Strong men, we know, lived before Agamemnon; and strong wine was made in the fair province of Champagne long before the days of the sagacious Dom Perignon, to whom we are indebted for the sparkling vintage known under the now familiar name. The chalky slopes that border the Marne were early recognised as offering special advantages for the culture of the vine. The priests and monks, whose vows of sobriety certainly did not lessen their appreciation of the good things of this life, and the produce of whose vineyards usually enjoyed a higher reputation than that of their lay neighbours, were clever enough to seize upon the most eligible sites, and quick to spread abroad the fame of their wines. St. Remi, baptiser of Clovis, the first Christian king in France, at the end of the fifth century left by will, to various churches, the vineyards which he owned at Reims and Laon, together with the “vilains” employed in their cultivation. Some three and a half centuries later we find worthy Bishop Pardulus of Laon imitating Paul’s advice to Timothy, and urging Archbishop Hincmar to drink of the wines of Epernay and Reims for his stomach’s sake. The crusade-preaching Pope, Urban II., who was born among the vineyards of the Champagne, dearly loved the wine of Ay; and his energetic appeals to the princes of Europe to take up arms for the deliverance of the Holy Sepulchre may have owed some of their eloquence to his favourite beverage.

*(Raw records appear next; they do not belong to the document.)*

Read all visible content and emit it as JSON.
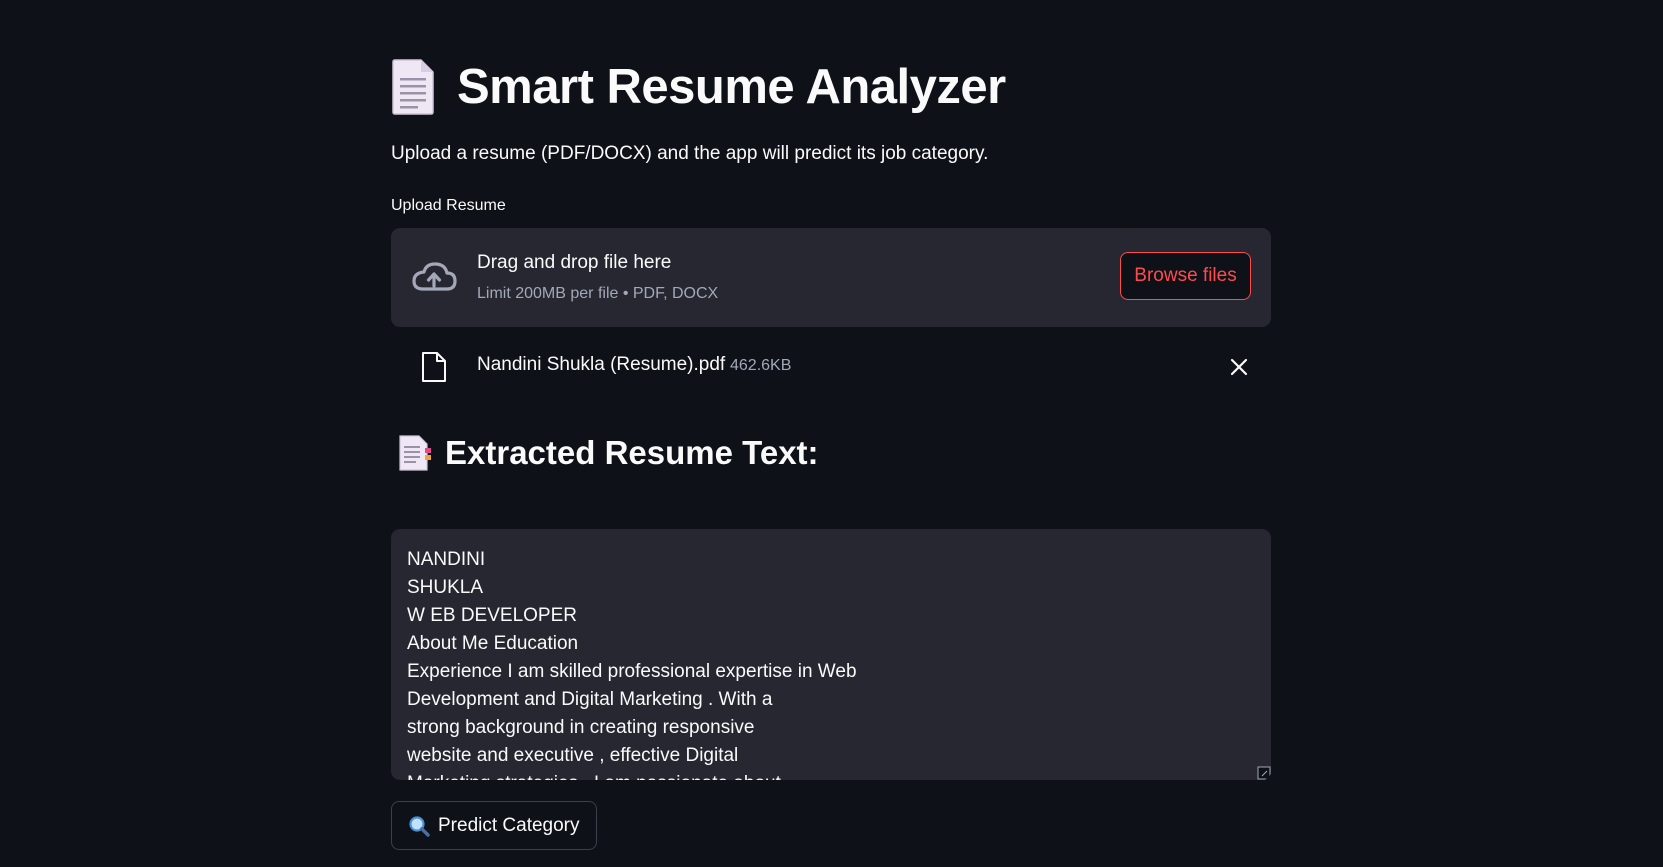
{
  "header": {
    "title": "Smart Resume Analyzer",
    "title_icon": "page-facing-up-icon",
    "subtitle": "Upload a resume (PDF/DOCX) and the app will predict its job category."
  },
  "uploader": {
    "label": "Upload Resume",
    "drop_title": "Drag and drop file here",
    "drop_limit": "Limit 200MB per file • PDF, DOCX",
    "browse_label": "Browse files",
    "icon": "cloud-upload-icon",
    "accent_color": "#ff4b4b"
  },
  "uploaded_file": {
    "name": "Nandini Shukla (Resume).pdf",
    "size": "462.6KB",
    "icon": "file-icon",
    "remove_icon": "close-icon"
  },
  "extracted": {
    "heading": "Extracted Resume Text:",
    "heading_icon": "bookmark-tabs-icon",
    "text": "NANDINI\nSHUKLA\nW EB DEVELOPER\nAbout Me Education\nExperience I am skilled professional expertise in Web\nDevelopment and Digital Marketing . With a\nstrong background in creating responsive\nwebsite and executive , effective Digital\nMarketing strategies . I am passionate about"
  },
  "predict": {
    "label": "Predict Category",
    "icon": "magnifying-glass-icon"
  }
}
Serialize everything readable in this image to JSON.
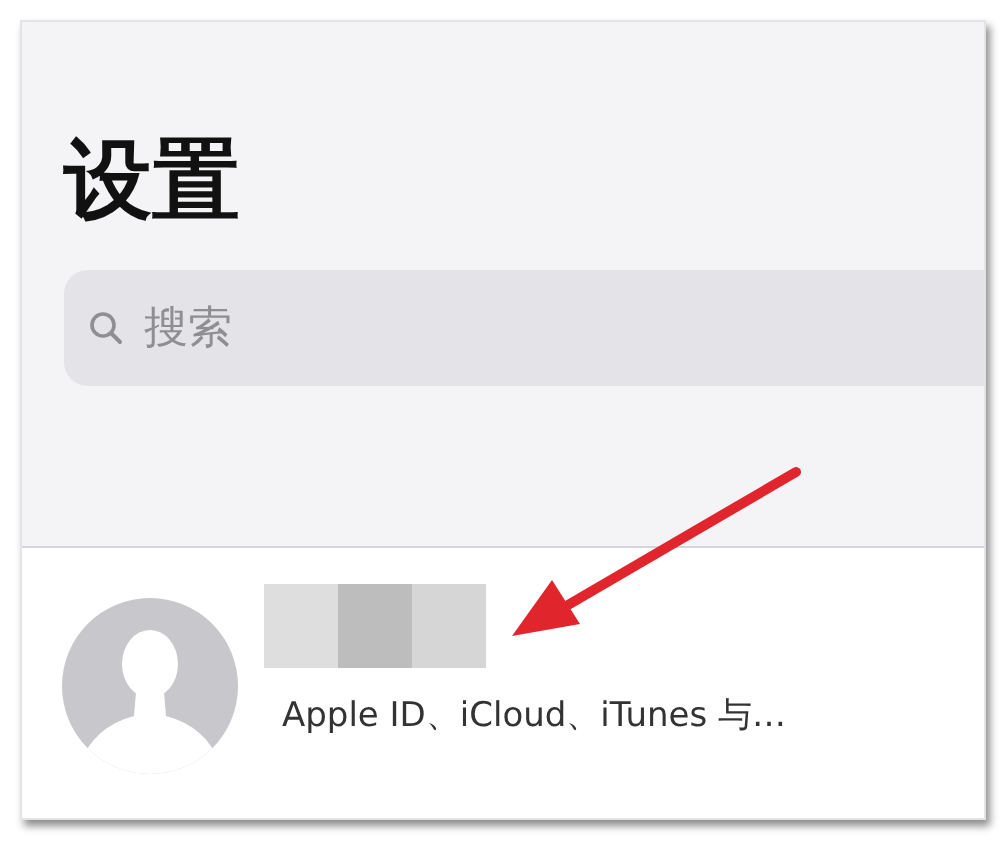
{
  "title": "设置",
  "search": {
    "placeholder": "搜索"
  },
  "account": {
    "name_redacted": true,
    "subtitle": "Apple ID、iCloud、iTunes 与…"
  }
}
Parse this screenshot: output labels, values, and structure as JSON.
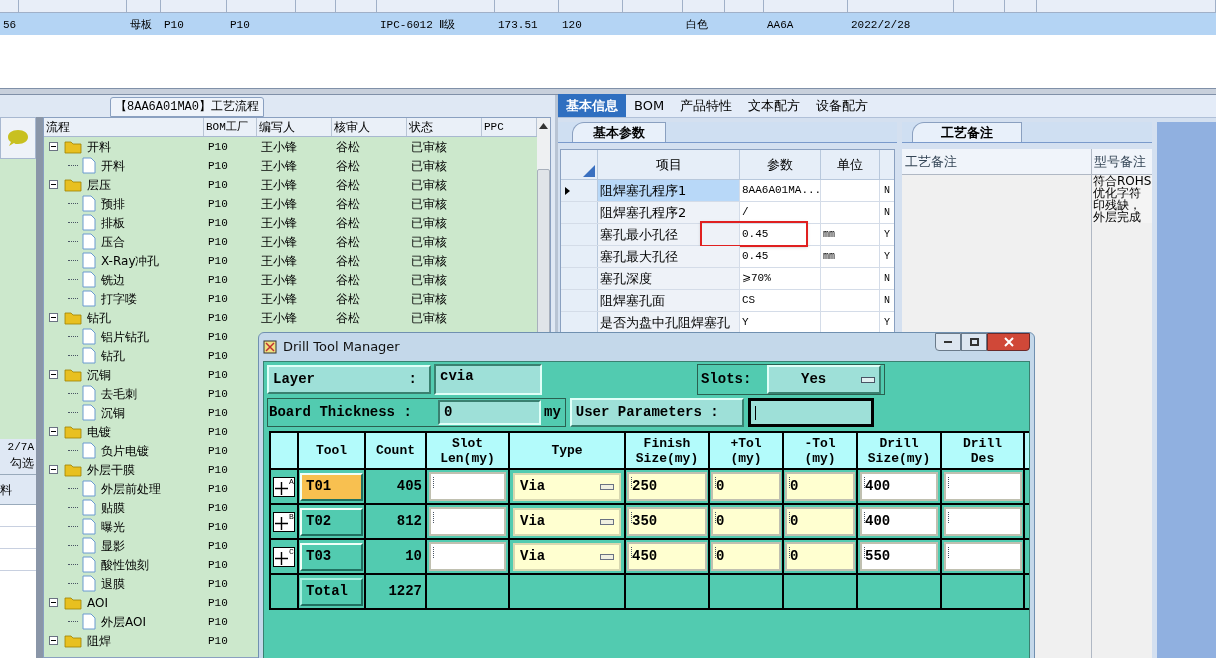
{
  "top_grid": {
    "rows": [
      {
        "selected": true,
        "cells": [
          "56",
          null,
          "母板",
          "P10",
          "P10",
          null,
          null,
          "IPC-6012 Ⅱ级",
          "173.51",
          "120",
          null,
          "白色",
          null,
          "AA6A",
          "2022/2/28",
          null,
          null,
          null
        ]
      }
    ]
  },
  "left_strip": {
    "texts": [
      "2/7A",
      "勾选",
      "料"
    ]
  },
  "flow": {
    "title": "【8AA6A01MA0】工艺流程",
    "columns": [
      "流程",
      "BOM工厂",
      "编写人",
      "核审人",
      "状态",
      "PPC"
    ],
    "rows": [
      {
        "name": "开料",
        "bom": "P10",
        "writer": "王小锋",
        "reviewer": "谷松",
        "status": "已审核",
        "expanded": true,
        "children": [
          {
            "name": "开料",
            "bom": "P10",
            "writer": "王小锋",
            "reviewer": "谷松",
            "status": "已审核"
          }
        ]
      },
      {
        "name": "层压",
        "bom": "P10",
        "writer": "王小锋",
        "reviewer": "谷松",
        "status": "已审核",
        "expanded": true,
        "children": [
          {
            "name": "预排",
            "bom": "P10",
            "writer": "王小锋",
            "reviewer": "谷松",
            "status": "已审核"
          },
          {
            "name": "排板",
            "bom": "P10",
            "writer": "王小锋",
            "reviewer": "谷松",
            "status": "已审核"
          },
          {
            "name": "压合",
            "bom": "P10",
            "writer": "王小锋",
            "reviewer": "谷松",
            "status": "已审核"
          },
          {
            "name": "X-Ray冲孔",
            "bom": "P10",
            "writer": "王小锋",
            "reviewer": "谷松",
            "status": "已审核"
          },
          {
            "name": "铣边",
            "bom": "P10",
            "writer": "王小锋",
            "reviewer": "谷松",
            "status": "已审核"
          },
          {
            "name": "打字喽",
            "bom": "P10",
            "writer": "王小锋",
            "reviewer": "谷松",
            "status": "已审核"
          }
        ]
      },
      {
        "name": "钻孔",
        "bom": "P10",
        "writer": "王小锋",
        "reviewer": "谷松",
        "status": "已审核",
        "expanded": true,
        "children": [
          {
            "name": "铝片钻孔",
            "bom": "P10"
          },
          {
            "name": "钻孔",
            "bom": "P10"
          }
        ]
      },
      {
        "name": "沉铜",
        "bom": "P10",
        "expanded": true,
        "children": [
          {
            "name": "去毛刺",
            "bom": "P10"
          },
          {
            "name": "沉铜",
            "bom": "P10"
          }
        ]
      },
      {
        "name": "电镀",
        "bom": "P10",
        "expanded": true,
        "children": [
          {
            "name": "负片电镀",
            "bom": "P10"
          }
        ]
      },
      {
        "name": "外层干膜",
        "bom": "P10",
        "expanded": true,
        "children": [
          {
            "name": "外层前处理",
            "bom": "P10"
          },
          {
            "name": "贴膜",
            "bom": "P10"
          },
          {
            "name": "曝光",
            "bom": "P10"
          },
          {
            "name": "显影",
            "bom": "P10"
          },
          {
            "name": "酸性蚀刻",
            "bom": "P10"
          },
          {
            "name": "退膜",
            "bom": "P10"
          }
        ]
      },
      {
        "name": "AOI",
        "bom": "P10",
        "expanded": true,
        "children": [
          {
            "name": "外层AOI",
            "bom": "P10"
          }
        ]
      },
      {
        "name": "阻焊",
        "bom": "P10",
        "expanded": true
      }
    ]
  },
  "tabs": [
    {
      "label": "基本信息",
      "selected": true
    },
    {
      "label": "BOM",
      "selected": false
    },
    {
      "label": "产品特性",
      "selected": false
    },
    {
      "label": "文本配方",
      "selected": false
    },
    {
      "label": "设备配方",
      "selected": false
    }
  ],
  "params": {
    "tab": "基本参数",
    "columns": [
      "项目",
      "参数",
      "单位"
    ],
    "rows": [
      {
        "current": true,
        "marked": false,
        "item": "阻焊塞孔程序1",
        "value": "8AA6A01MA...",
        "flag": "N"
      },
      {
        "current": false,
        "marked": false,
        "item": "阻焊塞孔程序2",
        "value": "/",
        "flag": "N"
      },
      {
        "current": false,
        "marked": true,
        "item": "塞孔最小孔径",
        "value": "0.45",
        "unit": "mm",
        "flag": "Y"
      },
      {
        "current": false,
        "marked": false,
        "item": "塞孔最大孔径",
        "value": "0.45",
        "unit": "mm",
        "flag": "Y"
      },
      {
        "current": false,
        "marked": false,
        "item": "塞孔深度",
        "value": "⩾70%",
        "flag": "N"
      },
      {
        "current": false,
        "marked": false,
        "item": "阻焊塞孔面",
        "value": "CS",
        "flag": "N"
      },
      {
        "current": false,
        "marked": false,
        "item": "是否为盘中孔阻焊塞孔",
        "value": "Y",
        "flag": "Y"
      }
    ]
  },
  "notes": {
    "tab": "工艺备注",
    "columns": [
      "工艺备注",
      "型号备注"
    ],
    "lines": [
      "符合ROHS",
      "优化字符",
      "印残缺，",
      "外层完成"
    ]
  },
  "dialog": {
    "title": "Drill Tool Manager",
    "layer": {
      "label": "Layer",
      "colon": ":",
      "value": "cvia"
    },
    "slots": {
      "label": "Slots:",
      "value": "Yes"
    },
    "board_thickness": {
      "label": "Board Thickness :",
      "value": "0",
      "unit": "my"
    },
    "user_parameters": {
      "label": "User Parameters :"
    },
    "columns": [
      "Tool",
      "Count",
      "Slot\nLen(my)",
      "Type",
      "Finish\nSize(my)",
      "+Tol\n(my)",
      "-Tol\n(my)",
      "Drill\nSize(my)",
      "Drill\nDes"
    ],
    "rows": [
      {
        "kind": "tool",
        "badge": "A",
        "tool": "T01",
        "selected": true,
        "count": "405",
        "type": "Via",
        "finish": "250",
        "plus_tol": "0",
        "minus_tol": "0",
        "drill_size": "400"
      },
      {
        "kind": "tool",
        "badge": "B",
        "tool": "T02",
        "selected": false,
        "count": "812",
        "type": "Via",
        "finish": "350",
        "plus_tol": "0",
        "minus_tol": "0",
        "drill_size": "400"
      },
      {
        "kind": "tool",
        "badge": "C",
        "tool": "T03",
        "selected": false,
        "count": "10",
        "type": "Via",
        "finish": "450",
        "plus_tol": "0",
        "minus_tol": "0",
        "drill_size": "550"
      },
      {
        "kind": "total",
        "tool": "Total",
        "count": "1227"
      }
    ]
  }
}
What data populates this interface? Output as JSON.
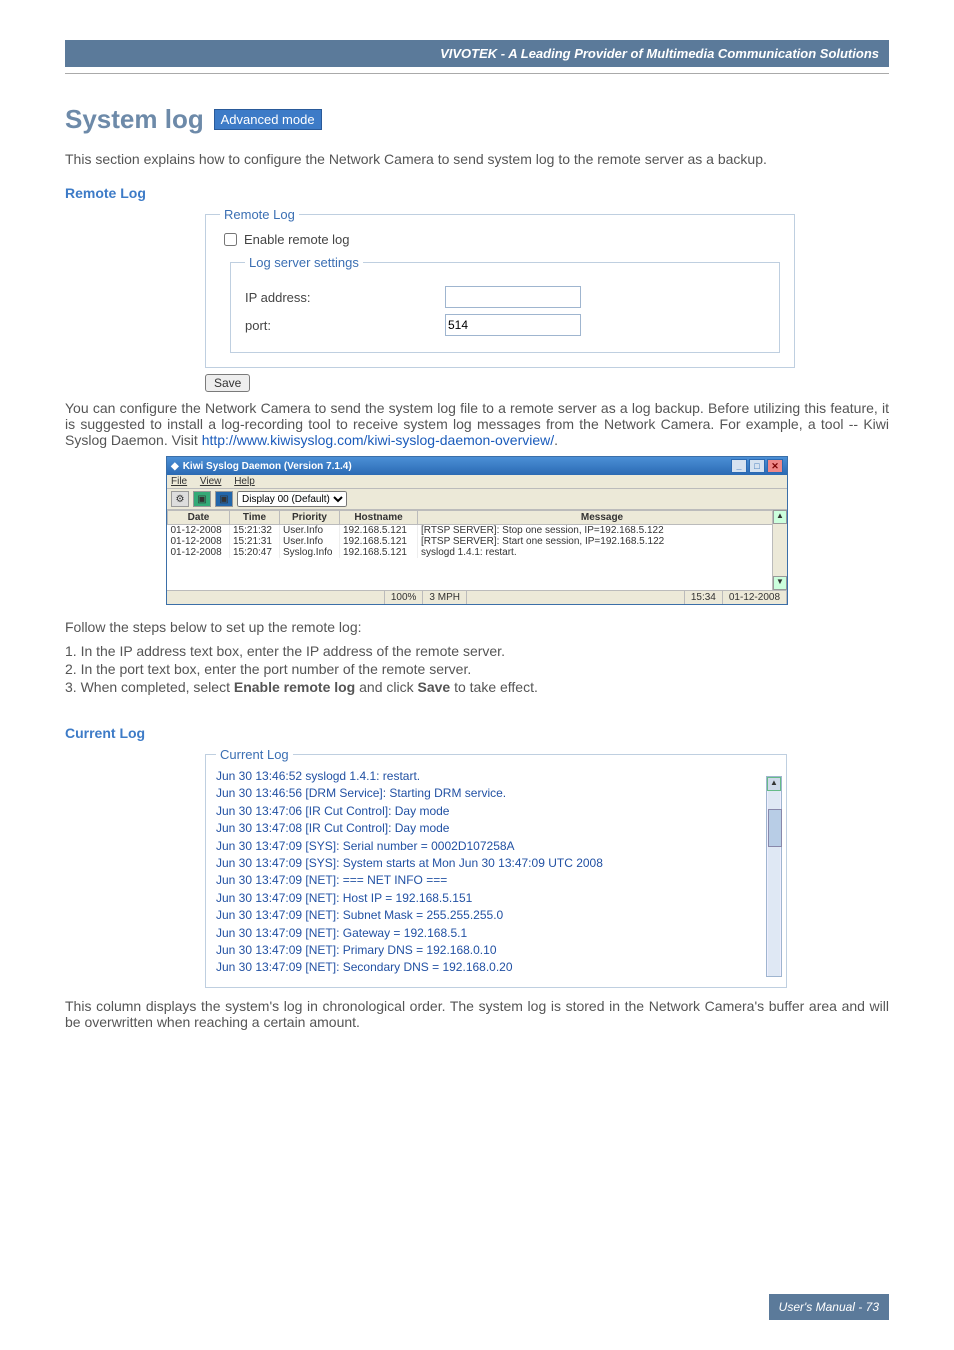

The red wine of the Champagne sparkled on the boards of monarchs in the Middle Ages when they sat at meat amidst their mailclad chivalry, and quaffed mighty beakers to the confusion of the Paynim. Henry of Andely has sung in his fabliau of the “Bataille des Vins,” how, when stout Philip Augustus and his chaplain constituted themselves the earliest known wine-jury, the crûs of Espernai, Auviler, Chaalons, and Reims were amongst those which found most favour in their eyes, though nearly a couple of centuries elapsed before Eustace Deschamps recorded in verse the rival merits of those of Cumières and Ay. King Wenceslaus of Bohemia, a mighty toper, got so royally drunk day after day upon the vintages of the Champagne, that he forgot all about the treaty with Charles VI., that had formed the pretext of his visit to France, and would probably have lingered, goblet in hand, in the old cathedral city till the day of his death, but for the presentation of a little account for wine consumed, which sobered him to repentance and led to his abrupt departure. Dunois, Lahire, Xaintrailles, and their fellows, when they rode with Joan of Arc to the coronation of Charles VII., drank the same generous fluid, through helmets barred, to the speedy expulsion of the detested English from the soil of France.